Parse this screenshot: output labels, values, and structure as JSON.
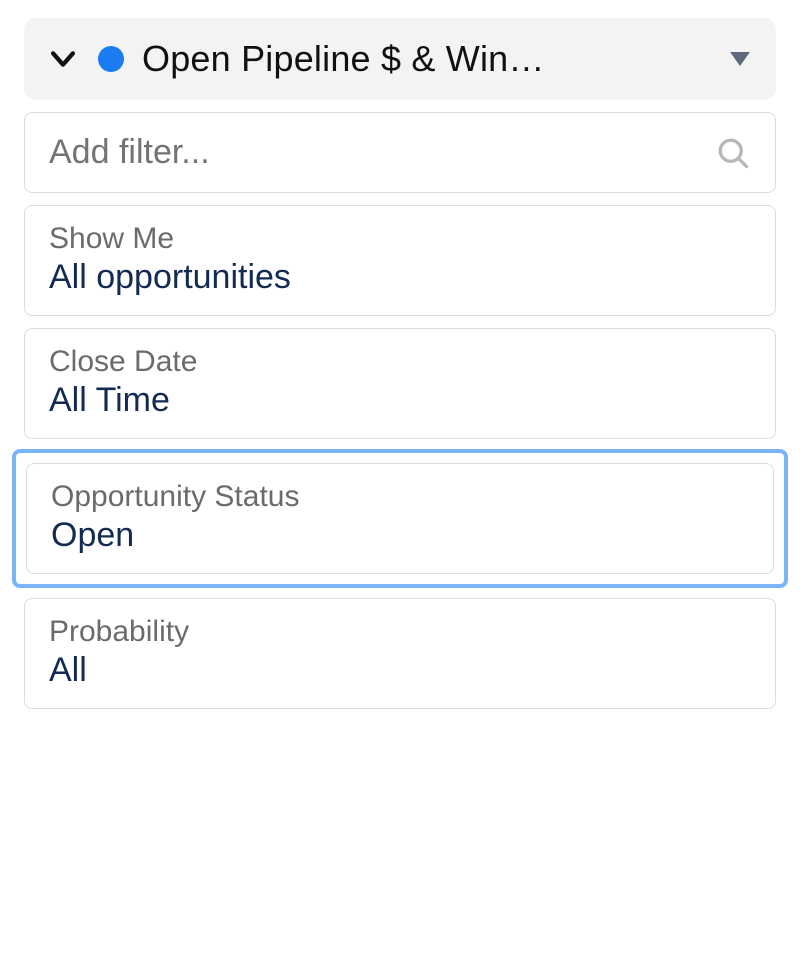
{
  "header": {
    "title": "Open Pipeline $ & Win…",
    "status_color": "#1b7bf0"
  },
  "add_filter": {
    "placeholder": "Add filter..."
  },
  "filters": [
    {
      "label": "Show Me",
      "value": "All opportunities",
      "selected": false
    },
    {
      "label": "Close Date",
      "value": "All Time",
      "selected": false
    },
    {
      "label": "Opportunity Status",
      "value": "Open",
      "selected": true
    },
    {
      "label": "Probability",
      "value": "All",
      "selected": false
    }
  ]
}
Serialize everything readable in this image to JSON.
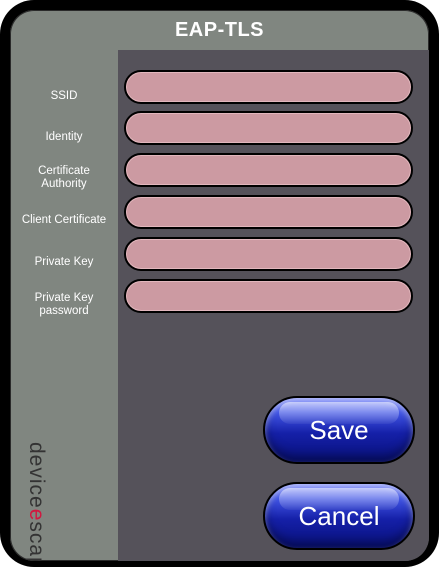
{
  "window": {
    "title": "EAP-TLS"
  },
  "form": {
    "fields": [
      {
        "label": "SSID",
        "value": "",
        "placeholder": ""
      },
      {
        "label": "Identity",
        "value": "",
        "placeholder": ""
      },
      {
        "label": "Certificate Authority",
        "value": "",
        "placeholder": ""
      },
      {
        "label": "Client Certificate",
        "value": "",
        "placeholder": ""
      },
      {
        "label": "Private Key",
        "value": "",
        "placeholder": ""
      },
      {
        "label": "Private Key password",
        "value": "",
        "placeholder": ""
      }
    ]
  },
  "buttons": {
    "save_label": "Save",
    "cancel_label": "Cancel"
  },
  "logo": {
    "prefix": "device",
    "accent": "e",
    "suffix": "scape",
    "mark": "®",
    "accent_color": "#d1173f"
  },
  "colors": {
    "frame": "#000000",
    "sidebar": "#808680",
    "panel": "#55525a",
    "input_fill": "#cc9aa2",
    "button_blue": "#1520a8"
  }
}
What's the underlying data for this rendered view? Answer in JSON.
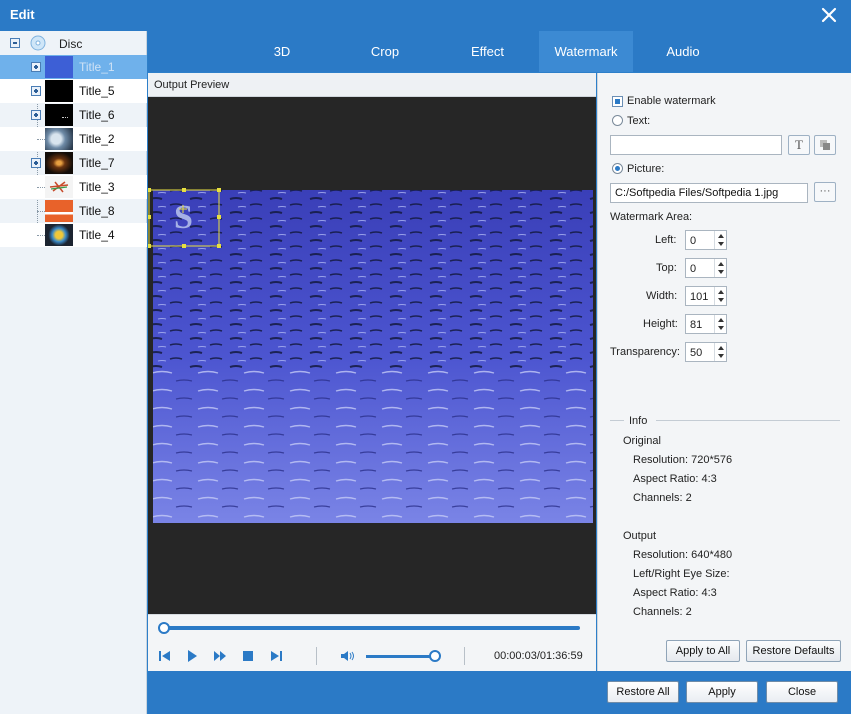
{
  "window": {
    "title": "Edit"
  },
  "tree": {
    "root": "Disc",
    "items": [
      {
        "label": "Title_1",
        "thumb": "#3d5fd6"
      },
      {
        "label": "Title_5",
        "thumb": "#000000"
      },
      {
        "label": "Title_6",
        "thumb": "#000000"
      },
      {
        "label": "Title_2",
        "thumb": "#7a9ab8"
      },
      {
        "label": "Title_7",
        "thumb": "#1a1410"
      },
      {
        "label": "Title_3",
        "thumb": "#f2f2f2"
      },
      {
        "label": "Title_8",
        "thumb": "#e8622a"
      },
      {
        "label": "Title_4",
        "thumb": "#1c2430"
      }
    ]
  },
  "tabs": [
    "3D",
    "Crop",
    "Effect",
    "Watermark",
    "Audio"
  ],
  "active_tab": "Watermark",
  "preview": {
    "header": "Output Preview",
    "watermark_letter": "S",
    "timecode": "00:00:03/01:36:59"
  },
  "watermark": {
    "enable_label": "Enable watermark",
    "text_label": "Text:",
    "text_value": "",
    "picture_label": "Picture:",
    "picture_path": "C:/Softpedia Files/Softpedia 1.jpg",
    "browse_label": "···",
    "text_style_icon": "T",
    "area_label": "Watermark Area:",
    "left_label": "Left:",
    "left_value": "0",
    "top_label": "Top:",
    "top_value": "0",
    "width_label": "Width:",
    "width_value": "101",
    "height_label": "Height:",
    "height_value": "81",
    "transparency_label": "Transparency:",
    "transparency_value": "50"
  },
  "info": {
    "title": "Info",
    "original_label": "Original",
    "original": [
      "Resolution: 720*576",
      "Aspect Ratio: 4:3",
      "Channels: 2"
    ],
    "output_label": "Output",
    "output": [
      "Resolution: 640*480",
      "Left/Right Eye Size:",
      "Aspect Ratio: 4:3",
      "Channels: 2"
    ]
  },
  "panel_buttons": {
    "apply_all": "Apply to All",
    "restore_defaults": "Restore Defaults"
  },
  "footer": {
    "restore_all": "Restore All",
    "apply": "Apply",
    "close": "Close"
  },
  "colors": {
    "accent": "#2b7ac6",
    "selection": "#6fb1eb"
  }
}
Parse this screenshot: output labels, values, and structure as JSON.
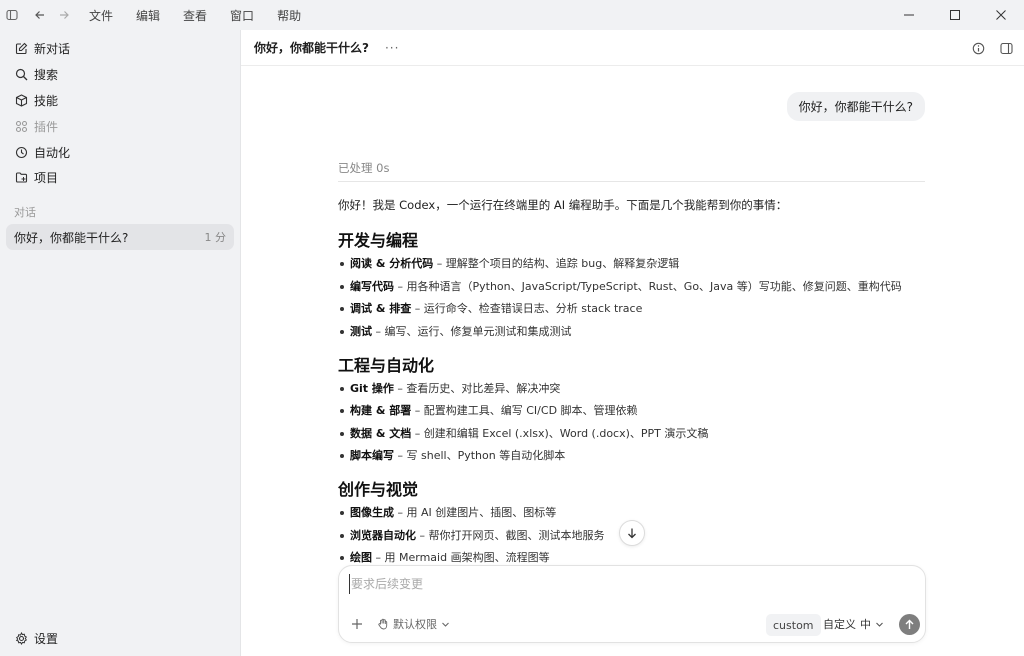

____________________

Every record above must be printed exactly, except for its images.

Parse this screenshot: output labels, values, and structure as JSON.
{
  "header": {
    "title": "Open Pipeline $ & Win…",
    "status_color": "#1b7bf0"
  },
  "add_filter": {
    "placeholder": "Add filter..."
  },
  "filters": [
    {
      "label": "Show Me",
      "value": "All opportunities",
      "selected": false
    },
    {
      "label": "Close Date",
      "value": "All Time",
      "selected": false
    },
    {
      "label": "Opportunity Status",
      "value": "Open",
      "selected": true
    },
    {
      "label": "Probability",
      "value": "All",
      "selected": false
    }
  ]
}
Serialize everything readable in this image to JSON.
{
  "window": {
    "title": "EAP-TLS"
  },
  "form": {
    "fields": [
      {
        "label": "SSID",
        "value": "",
        "placeholder": ""
      },
      {
        "label": "Identity",
        "value": "",
        "placeholder": ""
      },
      {
        "label": "Certificate Authority",
        "value": "",
        "placeholder": ""
      },
      {
        "label": "Client Certificate",
        "value": "",
        "placeholder": ""
      },
      {
        "label": "Private Key",
        "value": "",
        "placeholder": ""
      },
      {
        "label": "Private Key password",
        "value": "",
        "placeholder": ""
      }
    ]
  },
  "buttons": {
    "save_label": "Save",
    "cancel_label": "Cancel"
  },
  "logo": {
    "prefix": "device",
    "accent": "e",
    "suffix": "scape",
    "mark": "®",
    "accent_color": "#d1173f"
  },
  "colors": {
    "frame": "#000000",
    "sidebar": "#808680",
    "panel": "#55525a",
    "input_fill": "#cc9aa2",
    "button_blue": "#1520a8"
  }
}
What's the underlying data for this rendered view? Answer in JSON.
{
  "window": {
    "title": "Edit"
  },
  "tree": {
    "root": "Disc",
    "items": [
      {
        "label": "Title_1",
        "thumb": "#3d5fd6"
      },
      {
        "label": "Title_5",
        "thumb": "#000000"
      },
      {
        "label": "Title_6",
        "thumb": "#000000"
      },
      {
        "label": "Title_2",
        "thumb": "#7a9ab8"
      },
      {
        "label": "Title_7",
        "thumb": "#1a1410"
      },
      {
        "label": "Title_3",
        "thumb": "#f2f2f2"
      },
      {
        "label": "Title_8",
        "thumb": "#e8622a"
      },
      {
        "label": "Title_4",
        "thumb": "#1c2430"
      }
    ]
  },
  "tabs": [
    "3D",
    "Crop",
    "Effect",
    "Watermark",
    "Audio"
  ],
  "active_tab": "Watermark",
  "preview": {
    "header": "Output Preview",
    "watermark_letter": "S",
    "timecode": "00:00:03/01:36:59"
  },
  "watermark": {
    "enable_label": "Enable watermark",
    "text_label": "Text:",
    "text_value": "",
    "picture_label": "Picture:",
    "picture_path": "C:/Softpedia Files/Softpedia 1.jpg",
    "browse_label": "···",
    "text_style_icon": "T",
    "area_label": "Watermark Area:",
    "left_label": "Left:",
    "left_value": "0",
    "top_label": "Top:",
    "top_value": "0",
    "width_label": "Width:",
    "width_value": "101",
    "height_label": "Height:",
    "height_value": "81",
    "transparency_label": "Transparency:",
    "transparency_value": "50"
  },
  "info": {
    "title": "Info",
    "original_label": "Original",
    "original": [
      "Resolution: 720*576",
      "Aspect Ratio: 4:3",
      "Channels: 2"
    ],
    "output_label": "Output",
    "output": [
      "Resolution: 640*480",
      "Left/Right Eye Size:",
      "Aspect Ratio: 4:3",
      "Channels: 2"
    ]
  },
  "panel_buttons": {
    "apply_all": "Apply to All",
    "restore_defaults": "Restore Defaults"
  },
  "footer": {
    "restore_all": "Restore All",
    "apply": "Apply",
    "close": "Close"
  },
  "colors": {
    "accent": "#2b7ac6",
    "selection": "#6fb1eb"
  }
}
Parse this screenshot: output labels, values, and structure as JSON.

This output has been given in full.